“Children are recruited into armed groups from school, their classrooms are intentionally bombed and burned to gain military advantage, and their playgrounds are used to train or house troops, heightening the risk of attack by opposing forces,” said GCPEA Director Diya Nijhowne. “Clearly there is still a broad gap between the vision articulated in the CRC and the reality for young people trying to access education in countries impacted by war.”
To date, 194 countries — all but three — have ratified the legally binding treaty, committing to respect, protect, and fulfill children’s rights, including during war. This involves taking measures to prevent abuses, even by non-state actors, investigating abuses, and holding perpetrators accountable. In evaluating conflict-affected states such as Afghanistan, Myanmar, and Syria, the Committee on the Rights of the Child — the UN body responsible for monitoring implementation of the treaty — has repeatedly urged governments to take all possible measures to protect schools, students, and teachers from attack and seizure by armed parties.

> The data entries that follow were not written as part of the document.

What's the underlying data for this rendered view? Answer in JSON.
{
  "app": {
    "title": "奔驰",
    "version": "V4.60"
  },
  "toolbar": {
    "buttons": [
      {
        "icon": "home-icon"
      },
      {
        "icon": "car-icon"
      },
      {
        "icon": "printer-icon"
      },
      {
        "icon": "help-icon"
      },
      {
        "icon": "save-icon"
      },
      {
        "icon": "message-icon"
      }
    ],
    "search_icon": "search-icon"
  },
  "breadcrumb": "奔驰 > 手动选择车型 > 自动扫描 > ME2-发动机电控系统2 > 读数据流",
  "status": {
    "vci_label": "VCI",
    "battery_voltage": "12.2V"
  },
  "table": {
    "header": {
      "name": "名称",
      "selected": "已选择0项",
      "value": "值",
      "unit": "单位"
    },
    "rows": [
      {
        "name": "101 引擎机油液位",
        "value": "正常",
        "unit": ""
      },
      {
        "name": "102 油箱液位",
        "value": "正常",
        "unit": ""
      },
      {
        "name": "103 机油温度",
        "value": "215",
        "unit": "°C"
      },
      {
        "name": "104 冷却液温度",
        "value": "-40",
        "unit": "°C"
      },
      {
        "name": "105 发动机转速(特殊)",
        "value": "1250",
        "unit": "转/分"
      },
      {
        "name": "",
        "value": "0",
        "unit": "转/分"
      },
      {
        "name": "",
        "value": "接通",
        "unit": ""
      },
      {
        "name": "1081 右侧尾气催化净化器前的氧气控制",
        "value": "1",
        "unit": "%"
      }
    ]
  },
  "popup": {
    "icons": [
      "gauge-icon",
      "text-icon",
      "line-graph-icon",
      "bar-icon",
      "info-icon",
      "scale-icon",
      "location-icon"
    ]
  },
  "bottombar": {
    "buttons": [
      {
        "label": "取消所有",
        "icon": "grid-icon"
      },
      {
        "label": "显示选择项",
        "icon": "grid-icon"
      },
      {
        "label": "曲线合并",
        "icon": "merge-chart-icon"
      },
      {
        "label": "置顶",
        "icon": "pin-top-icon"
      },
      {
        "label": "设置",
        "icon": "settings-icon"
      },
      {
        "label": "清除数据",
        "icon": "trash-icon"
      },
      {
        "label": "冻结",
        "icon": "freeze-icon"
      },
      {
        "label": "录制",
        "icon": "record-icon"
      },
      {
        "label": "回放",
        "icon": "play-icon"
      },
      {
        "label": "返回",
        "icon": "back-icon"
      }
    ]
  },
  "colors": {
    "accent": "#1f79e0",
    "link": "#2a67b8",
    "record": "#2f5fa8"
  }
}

In its report Education under Attack 2014, GCPEA documented a significant pattern of attacks on schools, students, and education personnel in 30 countries between 2009 and 2013. GCPEA has also found that education institutions were used for military purposes — as bases, barracks, weapons caches, and detention centers — in 25 countries between 2005 and 2014.
“Many rights the CRC guarantees — to life, health, protection from violence, and education — are violated when students and teachers are abducted, raped, maimed, and killed, and schools are damaged and destroyed, or used by armed parties,” said Nijhowne. “Governments must live up to their commitment to protect children’s rights and prioritize the safety of schools and their students and staff.”

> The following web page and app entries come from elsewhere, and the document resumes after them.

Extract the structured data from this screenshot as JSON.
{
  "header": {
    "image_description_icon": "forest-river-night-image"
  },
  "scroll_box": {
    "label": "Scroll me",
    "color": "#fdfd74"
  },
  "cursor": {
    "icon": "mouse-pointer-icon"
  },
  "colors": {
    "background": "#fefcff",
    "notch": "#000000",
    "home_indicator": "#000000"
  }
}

In recent months, attacks have occurred in disparate contexts across different regions. October 1st was a particularly bloody day for education, with reports of attacks on schools in Syria, the Ukraine, and Pakistan resulting in the deaths of students and teachers, as well as significant damage to school buildings. November 5th again saw multiple attacks on schools in Syria and the Ukraine, with at least 13 children killed when a primary school in eastern Damascus was struck by mortar fire, and two teens killed while playing football on school grounds in Donetsk.
The Islamist militant group Boko Haram has continued to wage war on education in northeastern Nigeria. On November 10th, a suicide bomber disguised as a student entered a secondary school for boys in Potiskum in Yobe state and detonated explosives during morning assembly. Boko Haram is suspected in the attack, which killed at least 58 people and injured 117 others, according to school officials. The following day, a female suicide bomber targeted a teachers’ college in the western state of Niger. Nigeria ratified the CRC in 1991.
“Children in conflict situations cannot afford to wait another 25 years before governments deliver on the promises set out in the CRC,” said Nijhowne. “One concrete action states can take to better realize their obligations is to endorse and implement the Draft Lucens Guidelines for Protecting Schools and Universities from Military Use during Armed Conflict.”
The Guidelines provide practical guidance to states and non-state armed groups for planning and executing military operations to ensure that schools and students are protected. Developed by GCPEA through extensive consultations with states and championed by the government of Norway, the final Guidelines will be unveiled in Geneva next month.
The Global Coalition to Protect Education from Attack (GCPEA) is a unique coalition of international organizations including CARA (Council for Assisting Refugee Academics), Human Rights Watch, the Institute of International Education’s Scholar Rescue Fund, Protect Education in Insecurity and Conflict, Save the Children International, the Scholars at Risk Network, UNHCR, and UNICEF.
TransConflict is an affiliated organization of the Global Coalition to Protect Education from Attack.